I recently attended the Big Data Innovation Summit in San Francisco. Over the coming weeks, I will be sharing the insights I gathered from some of the most impactful presentations.
Walmart is the third largest commerce store in the US and currently the world's largest private employer. Somnath Banerjee is Director of Machine Learning at Walmart Labs, the technology division of the company. He and his team deal with all the data generated from the mobile app and website. They also create the technology that powers the stores, Walmart-pay, store pick-up, and Google Home.
The dawn of e-commerce
By the start of the millennium, e-commerce sales accounted for a paltry 2% of retail spending. Today, Amazon alone is a half a trillion dollar company, and as of 2017, e-commerce was 9% of total spending. This has led to the shuttering of thousands of brick and mortar stores across the US.
First, you have to understand why customers like E-commerce so much. There are four key reasons:
- Catalogue size
- Better product information
- Lower prices
The issue of catalogue size is evident at Walmart. There are three avenues to products for Walmart customers, and the website's catalogue size dwarves the rest combined:

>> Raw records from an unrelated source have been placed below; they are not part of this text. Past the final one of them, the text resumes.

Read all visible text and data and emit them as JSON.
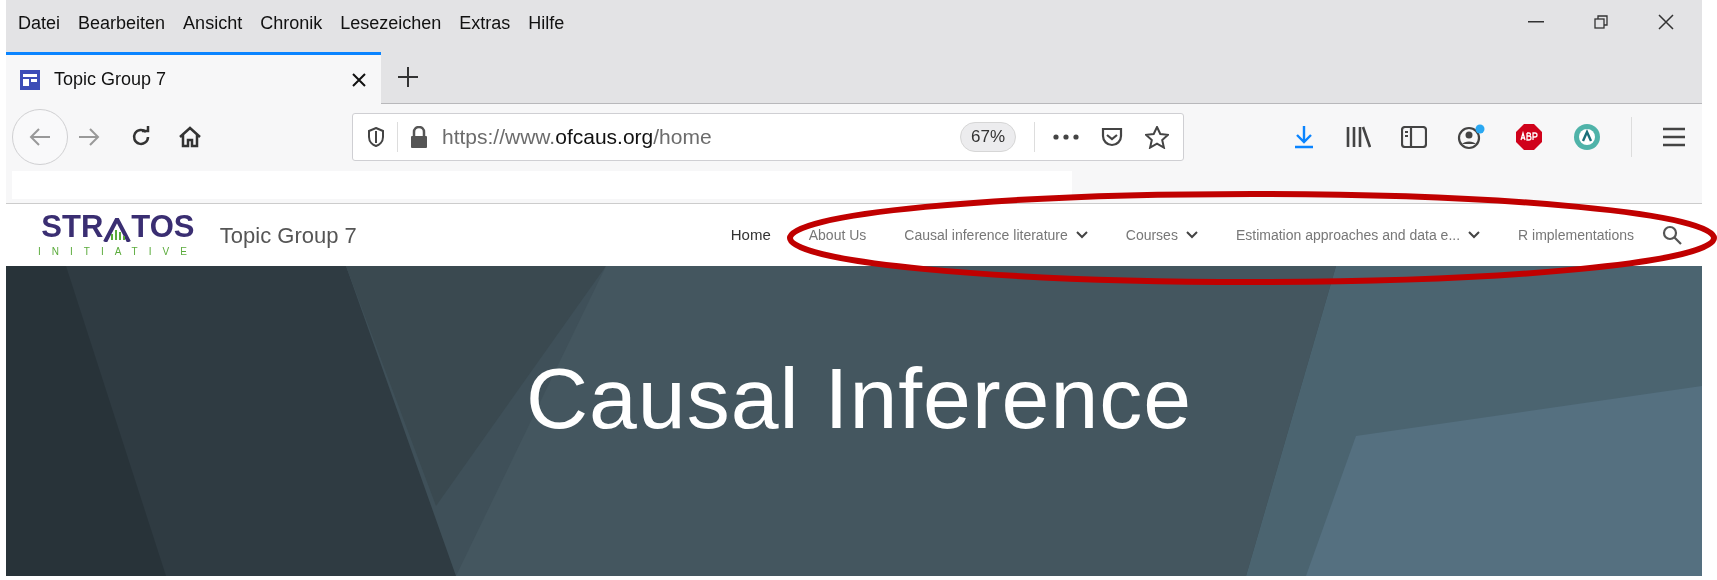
{
  "menu_bar": [
    "Datei",
    "Bearbeiten",
    "Ansicht",
    "Chronik",
    "Lesezeichen",
    "Extras",
    "Hilfe"
  ],
  "tabs": [
    {
      "title": "Topic Group 7",
      "selected": true
    }
  ],
  "address_bar": {
    "url_prefix": "https://www.",
    "url_domain": "ofcaus.org",
    "url_path": "/home",
    "zoom": "67%"
  },
  "site": {
    "logo_main": "STR",
    "logo_main_after": "TOS",
    "logo_sub": "INITIATIVE",
    "site_title": "Topic Group 7",
    "nav": [
      {
        "label": "Home",
        "selected": true,
        "dropdown": false
      },
      {
        "label": "About Us",
        "selected": false,
        "dropdown": false
      },
      {
        "label": "Causal inference literature",
        "selected": false,
        "dropdown": true
      },
      {
        "label": "Courses",
        "selected": false,
        "dropdown": true
      },
      {
        "label": "Estimation approaches and data e...",
        "selected": false,
        "dropdown": true
      },
      {
        "label": "R implementations",
        "selected": false,
        "dropdown": false
      }
    ],
    "hero_title": "Causal Inference"
  },
  "annotation": {
    "kind": "ellipse",
    "color": "#c00000"
  }
}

- Neighborhood stores: 30,000 products
- Big 'super' stores: 150,000 products
- Website: +100 million products
The next challenge, therefore, becomes how to help people find products in a catalog this size.
- Search is by far the most popular and important way people look for items
- People who search on the site are 40% more likely to buy a product
- Half of Walmart's total revenue comes from search
- You can also browse through categories or recommendation modules on the website
However, the search function is a very complex technical problem. Common issues include:
- Ambiguity in search
- Differences in expression
- Catalogue quality
- If it's a new query or item
In the early days of e-commerce, the search function used to be hidden because it rarely functioned the way the customer wanted it to. Today, it is always in the most prominent location on any given e-commerce site.
With the growth of the internet, more big data was created and collected. New technology was created to both store and analyze said data, such as AI. As data science matured, we began to see more and more value in the data collected, so we collected more.
The two core building blocks of product search are capture intent and display results.
Capture intent functions like autocomplete are not just for user convenience, they provide further validation for the query. It helps preempt bad spelling, allowing the search to function better.
Display results is the core of big data and AI tech. This is the sequence:
Search query - text matching - relevance ranking - results
- Text matching is easy for humans, but typically difficult for machines
- It took decades of research to compute text similarity
- More powerful approaches have since been invented using deep learning
- Machines can recognize images at a higher proficiency than humans
- Relevance ranking - text similarly vs item popularity
- More advanced big data and AI progressions have led to better 'Query understanding'
- Once the machine can understand the query, relevance ranking improves significantly e.g NLP advancements
And the future?
- Visual search is now live on almost every major e-commerce site:
- 600 million searches powered by image understanding on Pinterest as of Feb 2018
- 30% higher conversion rate than text base searches
- 5x higher conversion rate for shoppers clicking on visually similar products
- 50% higher CTA of shoppers who click visually similar products
As omnichannel retail evolves, we will eventually graduate away from search. Alibaba even has started testing their latest prototype for where they see the evolutions of search. Their tech is now capable of detecting what customers are holding as they walk around shopping and can recommend variations of it on a screen, in real time.
"The way the market is evolving is so dynamic, how do you even get ahead of the curve in such a dynamic field?"
"You have to commit to things wildly ahead of the curve. Commit to new technology research even when you don't believe its 3/5 years close to coming to fruition."